* TASK ITEM
Your answer must consist of every line from the data below that includes the word "multiplier".

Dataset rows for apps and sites
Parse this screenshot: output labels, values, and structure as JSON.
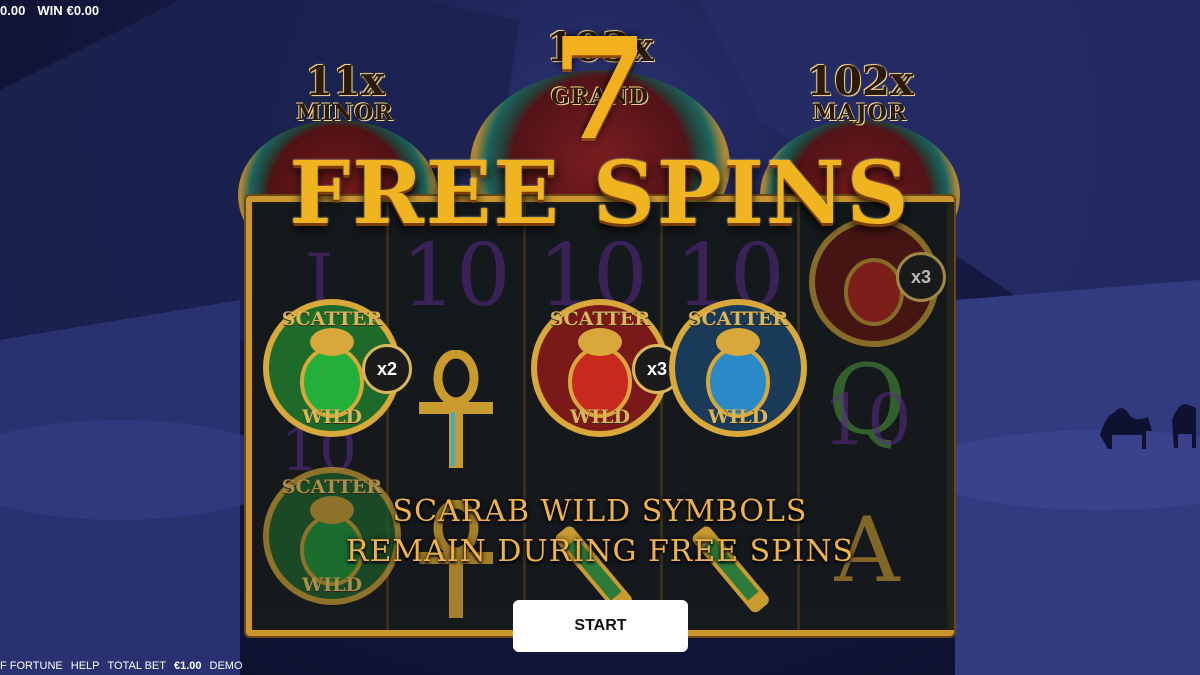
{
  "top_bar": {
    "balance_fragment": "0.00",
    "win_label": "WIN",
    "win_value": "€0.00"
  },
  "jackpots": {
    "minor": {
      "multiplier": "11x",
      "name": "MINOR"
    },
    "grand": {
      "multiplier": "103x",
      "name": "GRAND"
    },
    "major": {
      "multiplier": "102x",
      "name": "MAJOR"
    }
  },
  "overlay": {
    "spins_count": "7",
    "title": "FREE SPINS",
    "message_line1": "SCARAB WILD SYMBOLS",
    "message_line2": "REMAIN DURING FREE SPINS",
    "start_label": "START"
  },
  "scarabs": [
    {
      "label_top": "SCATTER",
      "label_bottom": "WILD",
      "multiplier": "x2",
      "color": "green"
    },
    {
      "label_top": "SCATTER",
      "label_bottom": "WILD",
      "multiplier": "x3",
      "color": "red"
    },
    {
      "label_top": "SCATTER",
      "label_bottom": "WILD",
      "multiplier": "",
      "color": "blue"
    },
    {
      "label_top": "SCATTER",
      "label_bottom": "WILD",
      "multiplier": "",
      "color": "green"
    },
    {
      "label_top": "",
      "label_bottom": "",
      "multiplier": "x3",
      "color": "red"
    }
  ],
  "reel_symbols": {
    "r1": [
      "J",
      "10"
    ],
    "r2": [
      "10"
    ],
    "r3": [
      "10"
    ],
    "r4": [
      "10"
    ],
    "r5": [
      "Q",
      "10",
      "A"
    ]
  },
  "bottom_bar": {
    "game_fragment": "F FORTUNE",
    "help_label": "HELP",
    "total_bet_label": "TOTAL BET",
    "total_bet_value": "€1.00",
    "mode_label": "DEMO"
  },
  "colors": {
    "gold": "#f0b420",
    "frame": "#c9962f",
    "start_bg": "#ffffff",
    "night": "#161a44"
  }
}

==

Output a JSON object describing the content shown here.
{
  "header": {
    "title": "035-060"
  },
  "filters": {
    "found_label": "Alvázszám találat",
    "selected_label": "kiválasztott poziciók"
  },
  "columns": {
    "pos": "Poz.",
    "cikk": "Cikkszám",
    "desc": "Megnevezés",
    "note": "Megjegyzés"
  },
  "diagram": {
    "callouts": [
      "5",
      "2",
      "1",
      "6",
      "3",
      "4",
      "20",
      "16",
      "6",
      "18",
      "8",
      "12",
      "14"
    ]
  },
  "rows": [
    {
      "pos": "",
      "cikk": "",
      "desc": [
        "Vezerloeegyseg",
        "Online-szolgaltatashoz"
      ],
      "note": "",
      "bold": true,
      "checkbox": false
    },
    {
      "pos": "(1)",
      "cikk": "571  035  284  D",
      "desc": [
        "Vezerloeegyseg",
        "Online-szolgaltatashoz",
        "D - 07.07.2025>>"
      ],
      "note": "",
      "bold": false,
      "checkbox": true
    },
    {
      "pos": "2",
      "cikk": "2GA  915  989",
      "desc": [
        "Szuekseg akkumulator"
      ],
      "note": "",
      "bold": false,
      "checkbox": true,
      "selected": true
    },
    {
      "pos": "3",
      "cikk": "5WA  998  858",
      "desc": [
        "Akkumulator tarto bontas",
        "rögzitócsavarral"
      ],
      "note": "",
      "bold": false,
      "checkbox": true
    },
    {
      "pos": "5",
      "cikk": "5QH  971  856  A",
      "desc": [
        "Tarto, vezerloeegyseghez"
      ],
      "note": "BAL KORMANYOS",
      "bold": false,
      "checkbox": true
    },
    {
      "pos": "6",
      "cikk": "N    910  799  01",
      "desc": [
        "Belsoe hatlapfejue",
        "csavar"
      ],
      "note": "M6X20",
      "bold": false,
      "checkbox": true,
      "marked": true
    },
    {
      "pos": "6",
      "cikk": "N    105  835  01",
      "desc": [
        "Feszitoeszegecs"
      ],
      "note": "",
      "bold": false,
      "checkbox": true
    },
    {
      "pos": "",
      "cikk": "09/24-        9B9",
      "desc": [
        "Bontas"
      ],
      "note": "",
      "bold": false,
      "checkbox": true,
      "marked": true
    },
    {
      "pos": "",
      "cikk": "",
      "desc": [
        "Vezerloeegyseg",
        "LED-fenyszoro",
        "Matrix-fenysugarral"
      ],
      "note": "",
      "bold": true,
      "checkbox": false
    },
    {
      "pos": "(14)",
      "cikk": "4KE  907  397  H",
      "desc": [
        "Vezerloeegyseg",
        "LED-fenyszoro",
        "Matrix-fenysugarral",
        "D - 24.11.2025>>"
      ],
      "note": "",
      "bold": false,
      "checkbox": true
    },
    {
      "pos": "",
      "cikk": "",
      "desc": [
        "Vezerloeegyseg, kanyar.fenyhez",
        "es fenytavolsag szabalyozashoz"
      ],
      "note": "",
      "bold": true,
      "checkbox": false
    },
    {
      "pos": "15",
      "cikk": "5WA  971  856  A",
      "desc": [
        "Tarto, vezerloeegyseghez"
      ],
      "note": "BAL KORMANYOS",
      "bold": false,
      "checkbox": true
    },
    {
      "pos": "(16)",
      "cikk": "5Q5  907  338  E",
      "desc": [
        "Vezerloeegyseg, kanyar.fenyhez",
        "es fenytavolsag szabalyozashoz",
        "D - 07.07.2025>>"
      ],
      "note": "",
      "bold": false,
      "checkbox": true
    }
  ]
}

* FINAL ANSWER
      "multiplier": "11x",
      "multiplier": "103x",
      "multiplier": "102x",
      "multiplier": "x2",
      "multiplier": "x3",
      "multiplier": "",
      "multiplier": "",
      "multiplier": "x3",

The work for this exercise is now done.